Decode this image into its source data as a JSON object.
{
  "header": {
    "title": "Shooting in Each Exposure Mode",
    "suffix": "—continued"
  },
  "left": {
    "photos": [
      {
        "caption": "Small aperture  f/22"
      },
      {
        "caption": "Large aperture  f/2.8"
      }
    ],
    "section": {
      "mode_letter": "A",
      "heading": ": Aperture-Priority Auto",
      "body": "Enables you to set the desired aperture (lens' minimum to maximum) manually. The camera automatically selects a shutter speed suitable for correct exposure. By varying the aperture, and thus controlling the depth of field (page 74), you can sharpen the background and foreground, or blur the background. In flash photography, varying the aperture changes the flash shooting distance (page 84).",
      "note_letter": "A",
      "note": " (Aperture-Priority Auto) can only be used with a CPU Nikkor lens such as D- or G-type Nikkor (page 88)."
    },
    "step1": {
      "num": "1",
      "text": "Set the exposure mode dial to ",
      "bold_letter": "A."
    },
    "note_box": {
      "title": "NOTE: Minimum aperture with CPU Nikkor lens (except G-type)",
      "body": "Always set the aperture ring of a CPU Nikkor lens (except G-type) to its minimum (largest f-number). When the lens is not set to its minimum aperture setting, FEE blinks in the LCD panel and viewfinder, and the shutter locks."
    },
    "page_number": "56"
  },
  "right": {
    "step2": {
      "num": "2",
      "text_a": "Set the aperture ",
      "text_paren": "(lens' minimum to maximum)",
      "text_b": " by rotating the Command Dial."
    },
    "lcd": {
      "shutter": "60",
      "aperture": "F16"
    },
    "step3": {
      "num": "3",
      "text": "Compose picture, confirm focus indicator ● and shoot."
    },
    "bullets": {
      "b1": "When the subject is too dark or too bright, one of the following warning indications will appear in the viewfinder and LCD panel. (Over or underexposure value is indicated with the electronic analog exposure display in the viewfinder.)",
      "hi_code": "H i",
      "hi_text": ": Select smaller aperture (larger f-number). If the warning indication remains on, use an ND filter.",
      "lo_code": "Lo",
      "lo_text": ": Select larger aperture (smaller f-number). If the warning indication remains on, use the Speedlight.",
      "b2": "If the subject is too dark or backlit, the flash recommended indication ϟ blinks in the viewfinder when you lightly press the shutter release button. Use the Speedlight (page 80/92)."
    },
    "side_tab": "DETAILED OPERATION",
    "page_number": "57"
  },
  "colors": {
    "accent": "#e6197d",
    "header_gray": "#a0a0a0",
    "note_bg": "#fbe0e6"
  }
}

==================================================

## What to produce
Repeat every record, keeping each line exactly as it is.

## Task answer
Decode this image into its source data as a JSON object.
{
  "header": {
    "title": "Shooting in Each Exposure Mode",
    "suffix": "—continued"
  },
  "left": {
    "photos": [
      {
        "caption": "Small aperture  f/22"
      },
      {
        "caption": "Large aperture  f/2.8"
      }
    ],
    "section": {
      "mode_letter": "A",
      "heading": ": Aperture-Priority Auto",
      "body": "Enables you to set the desired aperture (lens' minimum to maximum) manually. The camera automatically selects a shutter speed suitable for correct exposure. By varying the aperture, and thus controlling the depth of field (page 74), you can sharpen the background and foreground, or blur the background. In flash photography, varying the aperture changes the flash shooting distance (page 84).",
      "note_letter": "A",
      "note": " (Aperture-Priority Auto) can only be used with a CPU Nikkor lens such as D- or G-type Nikkor (page 88)."
    },
    "step1": {
      "num": "1",
      "text": "Set the exposure mode dial to ",
      "bold_letter": "A."
    },
    "note_box": {
      "title": "NOTE: Minimum aperture with CPU Nikkor lens (except G-type)",
      "body": "Always set the aperture ring of a CPU Nikkor lens (except G-type) to its minimum (largest f-number). When the lens is not set to its minimum aperture setting, FEE blinks in the LCD panel and viewfinder, and the shutter locks."
    },
    "page_number": "56"
  },
  "right": {
    "step2": {
      "num": "2",
      "text_a": "Set the aperture ",
      "text_paren": "(lens' minimum to maximum)",
      "text_b": " by rotating the Command Dial."
    },
    "lcd": {
      "shutter": "60",
      "aperture": "F16"
    },
    "step3": {
      "num": "3",
      "text": "Compose picture, confirm focus indicator ● and shoot."
    },
    "bullets": {
      "b1": "When the subject is too dark or too bright, one of the following warning indications will appear in the viewfinder and LCD panel. (Over or underexposure value is indicated with the electronic analog exposure display in the viewfinder.)",
      "hi_code": "H i",
      "hi_text": ": Select smaller aperture (larger f-number). If the warning indication remains on, use an ND filter.",
      "lo_code": "Lo",
      "lo_text": ": Select larger aperture (smaller f-number). If the warning indication remains on, use the Speedlight.",
      "b2": "If the subject is too dark or backlit, the flash recommended indication ϟ blinks in the viewfinder when you lightly press the shutter release button. Use the Speedlight (page 80/92)."
    },
    "side_tab": "DETAILED OPERATION",
    "page_number": "57"
  },
  "colors": {
    "accent": "#e6197d",
    "header_gray": "#a0a0a0",
    "note_bg": "#fbe0e6"
  }
}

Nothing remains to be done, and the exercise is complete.